The ”Coming to America” tales from Mr. Ibis where my favorite ones from the novel; so many beliefs compound us, it is as if our dreams and beliefs were carried through our DNA, and perhaps they are.
Mr. Ibis likes to tell the truth, and some truths are harsher than others. He is a bit solemn and rational, but perhaps, when you are about to unfold such a story as this (the African slave trade in the late 18th century, of a young girl named Wututu, and of her twin brother Agasu), a calm and rational explanation is needed:
“There are stories that are true in which each individual′s tale is unique and tragic, and the worst of it is that we have heard it before and we can not allow ourselves to feel id too deeply. We build a shell around it like an oyster with a painful particle of grit, coating it with smooth pearl layers in order to cope.”
Why do we need to cope? Because some harsh and cruel things were done in the past, and perhaps are still being done today, in some degree and we cannot solve it all. Wututu is sold by her uncle, and has to travel by slave ship to America. Her brother lands in an island, (now Haiti), and the gods that these twin siblings have carried in their minds to these distant shores fare different: in Saint Domingue they take root, and his brother fights for a revolution that has echoes to this day.
In America the gods are weak, and the slaves suffer terrible things: abuse and rape, stolen children and abject deaths, beatings and violence. There is a lot of blood in history and each droplet has been shed by people with a story to tell.
I traveled to Dakar, Senegal′s capital, once. There is an island there, Goree, preserved to showcase how slaves were treated: how they hoarded them like cattle, separating women from men; it was so small.
The tiny place where they kept the children was the worst: dark and damp, with narrow holes instead of windows. You could feel the electricity in the air, and a faint line, a green line, that hovered over the water and pointed directly to Brazil. Thousands of men, women and children died there, and I think it was good I got to visit the island, as it is good to visit places that remember the Holocaust. We have to know that this things happened to people. That they mark the past of thousands of survivors, and that they leave scars in our DNA, just like beliefs do.

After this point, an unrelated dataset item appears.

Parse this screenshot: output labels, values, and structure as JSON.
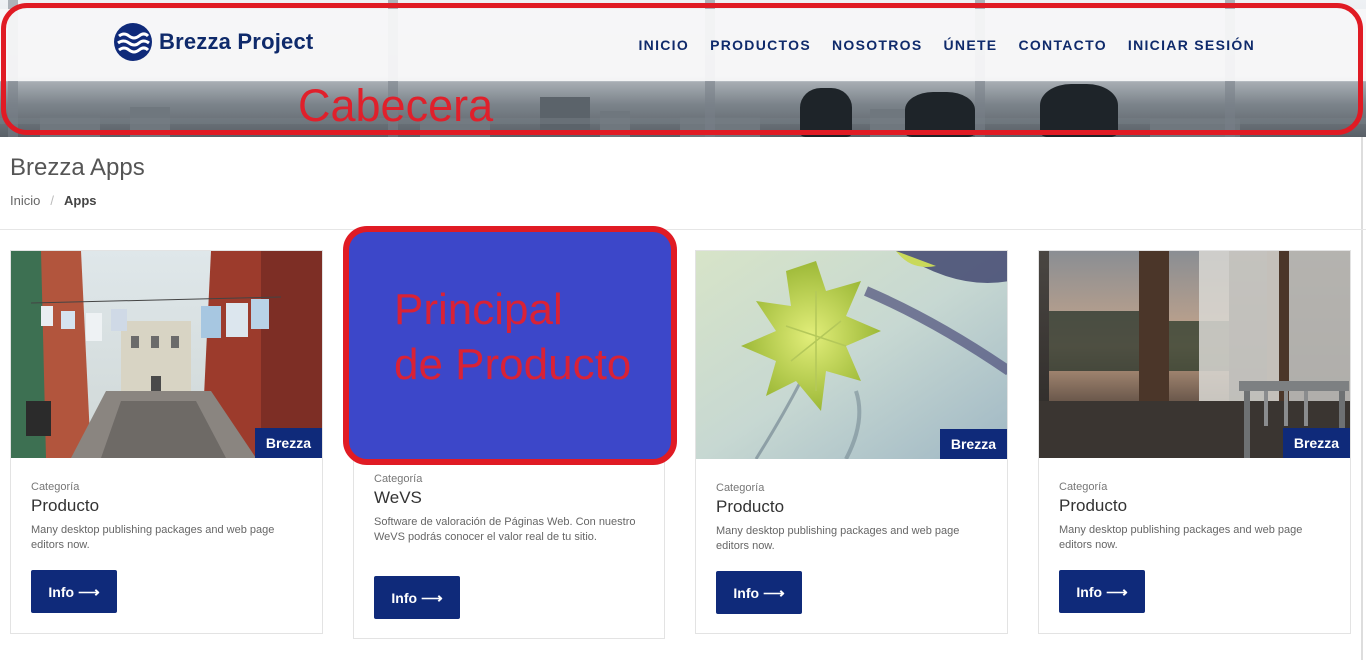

So… let′s talk about pain. Mr. Ibis leads the way.
Genre: Horror, Crime, Action/Adventure
Publication Date: July 25, 2018
FC, 32 pages; Ongoing
Featured image by Glenn Fabry, all images belong to Dark Horse Comics